## Records shown
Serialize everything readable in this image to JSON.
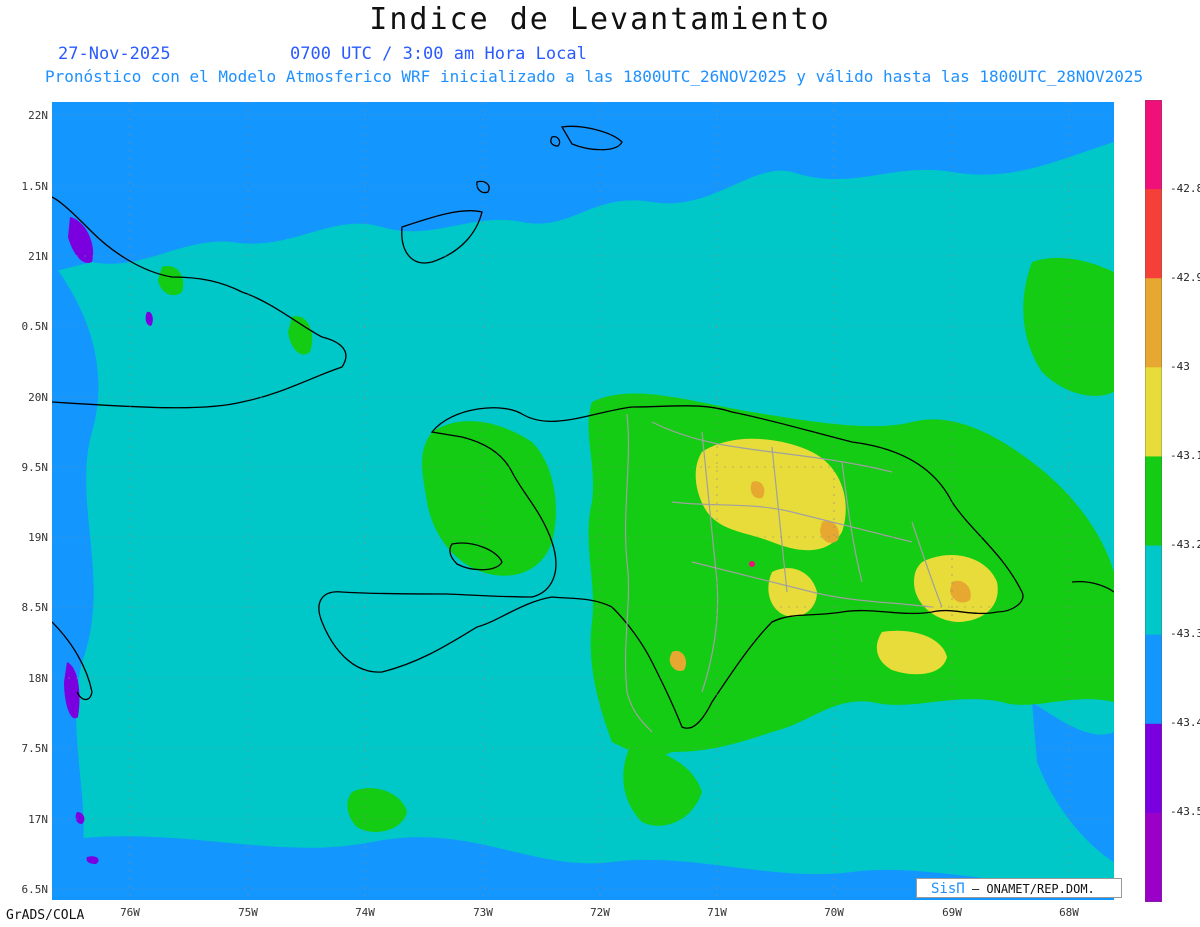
{
  "header": {
    "title": "Indice de Levantamiento",
    "date": "27-Nov-2025",
    "valid_time": "0700 UTC / 3:00 am Hora Local",
    "model_info": "Pronóstico con el Modelo Atmosferico WRF inicializado a las 1800UTC_26NOV2025 y válido hasta las  1800UTC_28NOV2025"
  },
  "axes": {
    "lat_ticks": [
      "22N",
      "1.5N",
      "21N",
      "0.5N",
      "20N",
      "9.5N",
      "19N",
      "8.5N",
      "18N",
      "7.5N",
      "17N",
      "6.5N"
    ],
    "lon_ticks": [
      "76W",
      "75W",
      "74W",
      "73W",
      "72W",
      "71W",
      "70W",
      "69W",
      "68W"
    ]
  },
  "legend": {
    "labels": [
      "-42.8",
      "-42.9",
      "-43",
      "-43.1",
      "-43.2",
      "-43.3",
      "-43.4",
      "-43.5"
    ],
    "colors": [
      "#f0107a",
      "#f5403a",
      "#e6a830",
      "#e8dc3a",
      "#14cc14",
      "#00c8c8",
      "#1496ff",
      "#7a00e0",
      "#9a00c8"
    ]
  },
  "credit": {
    "brand": "SisΠ",
    "org": "– ONAMET/REP.DOM."
  },
  "footer": {
    "software": "GrADS/COLA"
  }
}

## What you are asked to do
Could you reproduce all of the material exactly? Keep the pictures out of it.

## Exercise solution
Serialize everything readable in this image to JSON.
{
  "header": {
    "title": "Indice de Levantamiento",
    "date": "27-Nov-2025",
    "valid_time": "0700 UTC / 3:00 am Hora Local",
    "model_info": "Pronóstico con el Modelo Atmosferico WRF inicializado a las 1800UTC_26NOV2025 y válido hasta las  1800UTC_28NOV2025"
  },
  "axes": {
    "lat_ticks": [
      "22N",
      "1.5N",
      "21N",
      "0.5N",
      "20N",
      "9.5N",
      "19N",
      "8.5N",
      "18N",
      "7.5N",
      "17N",
      "6.5N"
    ],
    "lon_ticks": [
      "76W",
      "75W",
      "74W",
      "73W",
      "72W",
      "71W",
      "70W",
      "69W",
      "68W"
    ]
  },
  "legend": {
    "labels": [
      "-42.8",
      "-42.9",
      "-43",
      "-43.1",
      "-43.2",
      "-43.3",
      "-43.4",
      "-43.5"
    ],
    "colors": [
      "#f0107a",
      "#f5403a",
      "#e6a830",
      "#e8dc3a",
      "#14cc14",
      "#00c8c8",
      "#1496ff",
      "#7a00e0",
      "#9a00c8"
    ]
  },
  "credit": {
    "brand": "SisΠ",
    "org": "– ONAMET/REP.DOM."
  },
  "footer": {
    "software": "GrADS/COLA"
  }
}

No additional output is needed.